• **WHAT IS BEING ASKED**: Print each entry again exactly as written, and keep the pictures out.

• **TASK DATA**:
═══

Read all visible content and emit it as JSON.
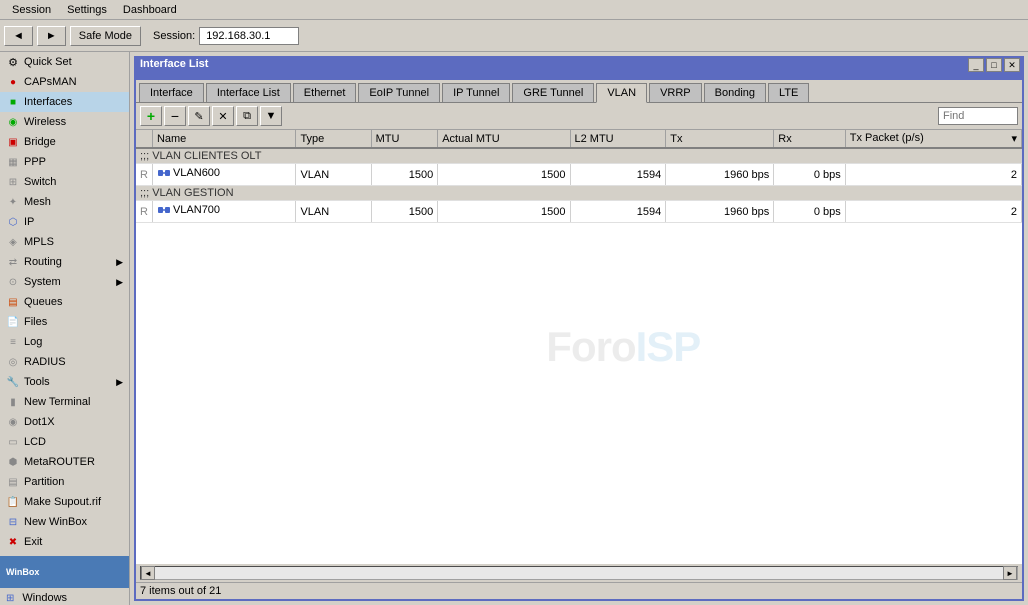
{
  "menu": {
    "items": [
      "Session",
      "Settings",
      "Dashboard"
    ]
  },
  "toolbar": {
    "back_label": "◄",
    "forward_label": "►",
    "safe_mode_label": "Safe Mode",
    "session_label": "Session:",
    "session_ip": "192.168.30.1"
  },
  "sidebar": {
    "items": [
      {
        "label": "Quick Set",
        "icon": "gear",
        "color": "#888"
      },
      {
        "label": "CAPsMAN",
        "icon": "cap",
        "color": "#cc0000"
      },
      {
        "label": "Interfaces",
        "icon": "iface",
        "color": "#00aa00"
      },
      {
        "label": "Wireless",
        "icon": "wireless",
        "color": "#00aa00"
      },
      {
        "label": "Bridge",
        "icon": "bridge",
        "color": "#cc0000"
      },
      {
        "label": "PPP",
        "icon": "ppp",
        "color": "#888"
      },
      {
        "label": "Switch",
        "icon": "switch",
        "color": "#888"
      },
      {
        "label": "Mesh",
        "icon": "mesh",
        "color": "#888"
      },
      {
        "label": "IP",
        "icon": "ip",
        "color": "#4466cc"
      },
      {
        "label": "MPLS",
        "icon": "mpls",
        "color": "#888"
      },
      {
        "label": "Routing",
        "icon": "routing",
        "color": "#888",
        "has_arrow": true
      },
      {
        "label": "System",
        "icon": "system",
        "color": "#888",
        "has_arrow": true
      },
      {
        "label": "Queues",
        "icon": "queues",
        "color": "#cc4400"
      },
      {
        "label": "Files",
        "icon": "files",
        "color": "#888"
      },
      {
        "label": "Log",
        "icon": "log",
        "color": "#888"
      },
      {
        "label": "RADIUS",
        "icon": "radius",
        "color": "#888"
      },
      {
        "label": "Tools",
        "icon": "tools",
        "color": "#cc0000",
        "has_arrow": true
      },
      {
        "label": "New Terminal",
        "icon": "terminal",
        "color": "#888"
      },
      {
        "label": "Dot1X",
        "icon": "dot1x",
        "color": "#888"
      },
      {
        "label": "LCD",
        "icon": "lcd",
        "color": "#888"
      },
      {
        "label": "MetaROUTER",
        "icon": "metarouter",
        "color": "#888"
      },
      {
        "label": "Partition",
        "icon": "partition",
        "color": "#888"
      },
      {
        "label": "Make Supout.rif",
        "icon": "supout",
        "color": "#888"
      },
      {
        "label": "New WinBox",
        "icon": "winbox",
        "color": "#4466cc"
      },
      {
        "label": "Exit",
        "icon": "exit",
        "color": "#cc0000"
      }
    ],
    "windows_label": "Windows"
  },
  "window": {
    "title": "Interface List",
    "tabs": [
      {
        "label": "Interface"
      },
      {
        "label": "Interface List"
      },
      {
        "label": "Ethernet"
      },
      {
        "label": "EoIP Tunnel"
      },
      {
        "label": "IP Tunnel"
      },
      {
        "label": "GRE Tunnel"
      },
      {
        "label": "VLAN",
        "active": true
      },
      {
        "label": "VRRP"
      },
      {
        "label": "Bonding"
      },
      {
        "label": "LTE"
      }
    ],
    "toolbar": {
      "add": "+",
      "remove": "−",
      "edit": "✎",
      "delete": "✕",
      "copy": "⧉",
      "filter": "▼",
      "find_placeholder": "Find"
    },
    "columns": [
      {
        "label": "",
        "width": 16
      },
      {
        "label": "Name",
        "width": 160
      },
      {
        "label": "Type",
        "width": 100
      },
      {
        "label": "MTU",
        "width": 50
      },
      {
        "label": "Actual MTU",
        "width": 80
      },
      {
        "label": "L2 MTU",
        "width": 60
      },
      {
        "label": "Tx",
        "width": 120
      },
      {
        "label": "Rx",
        "width": 120
      },
      {
        "label": "Tx Packet (p/s)",
        "width": 120
      }
    ],
    "sections": [
      {
        "header": ";;; VLAN CLIENTES OLT",
        "rows": [
          {
            "flag": "R",
            "name": "VLAN600",
            "type": "VLAN",
            "mtu": "1500",
            "actual_mtu": "1500",
            "l2_mtu": "1594",
            "tx": "1960 bps",
            "rx": "0 bps",
            "tx_pkt": "2"
          }
        ]
      },
      {
        "header": ";;; VLAN GESTION",
        "rows": [
          {
            "flag": "R",
            "name": "VLAN700",
            "type": "VLAN",
            "mtu": "1500",
            "actual_mtu": "1500",
            "l2_mtu": "1594",
            "tx": "1960 bps",
            "rx": "0 bps",
            "tx_pkt": "2"
          }
        ]
      }
    ],
    "watermark": "ForoISP",
    "status": "7 items out of 21"
  }
}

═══

• **COMPLETED EXERCISE**:
Read all visible content and emit it as JSON.
{
  "menu": {
    "items": [
      "Session",
      "Settings",
      "Dashboard"
    ]
  },
  "toolbar": {
    "back_label": "◄",
    "forward_label": "►",
    "safe_mode_label": "Safe Mode",
    "session_label": "Session:",
    "session_ip": "192.168.30.1"
  },
  "sidebar": {
    "items": [
      {
        "label": "Quick Set",
        "icon": "gear",
        "color": "#888"
      },
      {
        "label": "CAPsMAN",
        "icon": "cap",
        "color": "#cc0000"
      },
      {
        "label": "Interfaces",
        "icon": "iface",
        "color": "#00aa00"
      },
      {
        "label": "Wireless",
        "icon": "wireless",
        "color": "#00aa00"
      },
      {
        "label": "Bridge",
        "icon": "bridge",
        "color": "#cc0000"
      },
      {
        "label": "PPP",
        "icon": "ppp",
        "color": "#888"
      },
      {
        "label": "Switch",
        "icon": "switch",
        "color": "#888"
      },
      {
        "label": "Mesh",
        "icon": "mesh",
        "color": "#888"
      },
      {
        "label": "IP",
        "icon": "ip",
        "color": "#4466cc"
      },
      {
        "label": "MPLS",
        "icon": "mpls",
        "color": "#888"
      },
      {
        "label": "Routing",
        "icon": "routing",
        "color": "#888",
        "has_arrow": true
      },
      {
        "label": "System",
        "icon": "system",
        "color": "#888",
        "has_arrow": true
      },
      {
        "label": "Queues",
        "icon": "queues",
        "color": "#cc4400"
      },
      {
        "label": "Files",
        "icon": "files",
        "color": "#888"
      },
      {
        "label": "Log",
        "icon": "log",
        "color": "#888"
      },
      {
        "label": "RADIUS",
        "icon": "radius",
        "color": "#888"
      },
      {
        "label": "Tools",
        "icon": "tools",
        "color": "#cc0000",
        "has_arrow": true
      },
      {
        "label": "New Terminal",
        "icon": "terminal",
        "color": "#888"
      },
      {
        "label": "Dot1X",
        "icon": "dot1x",
        "color": "#888"
      },
      {
        "label": "LCD",
        "icon": "lcd",
        "color": "#888"
      },
      {
        "label": "MetaROUTER",
        "icon": "metarouter",
        "color": "#888"
      },
      {
        "label": "Partition",
        "icon": "partition",
        "color": "#888"
      },
      {
        "label": "Make Supout.rif",
        "icon": "supout",
        "color": "#888"
      },
      {
        "label": "New WinBox",
        "icon": "winbox",
        "color": "#4466cc"
      },
      {
        "label": "Exit",
        "icon": "exit",
        "color": "#cc0000"
      }
    ],
    "windows_label": "Windows"
  },
  "window": {
    "title": "Interface List",
    "tabs": [
      {
        "label": "Interface"
      },
      {
        "label": "Interface List"
      },
      {
        "label": "Ethernet"
      },
      {
        "label": "EoIP Tunnel"
      },
      {
        "label": "IP Tunnel"
      },
      {
        "label": "GRE Tunnel"
      },
      {
        "label": "VLAN",
        "active": true
      },
      {
        "label": "VRRP"
      },
      {
        "label": "Bonding"
      },
      {
        "label": "LTE"
      }
    ],
    "toolbar": {
      "add": "+",
      "remove": "−",
      "edit": "✎",
      "delete": "✕",
      "copy": "⧉",
      "filter": "▼",
      "find_placeholder": "Find"
    },
    "columns": [
      {
        "label": "",
        "width": 16
      },
      {
        "label": "Name",
        "width": 160
      },
      {
        "label": "Type",
        "width": 100
      },
      {
        "label": "MTU",
        "width": 50
      },
      {
        "label": "Actual MTU",
        "width": 80
      },
      {
        "label": "L2 MTU",
        "width": 60
      },
      {
        "label": "Tx",
        "width": 120
      },
      {
        "label": "Rx",
        "width": 120
      },
      {
        "label": "Tx Packet (p/s)",
        "width": 120
      }
    ],
    "sections": [
      {
        "header": ";;; VLAN CLIENTES OLT",
        "rows": [
          {
            "flag": "R",
            "name": "VLAN600",
            "type": "VLAN",
            "mtu": "1500",
            "actual_mtu": "1500",
            "l2_mtu": "1594",
            "tx": "1960 bps",
            "rx": "0 bps",
            "tx_pkt": "2"
          }
        ]
      },
      {
        "header": ";;; VLAN GESTION",
        "rows": [
          {
            "flag": "R",
            "name": "VLAN700",
            "type": "VLAN",
            "mtu": "1500",
            "actual_mtu": "1500",
            "l2_mtu": "1594",
            "tx": "1960 bps",
            "rx": "0 bps",
            "tx_pkt": "2"
          }
        ]
      }
    ],
    "watermark": "ForoISP",
    "status": "7 items out of 21"
  }
}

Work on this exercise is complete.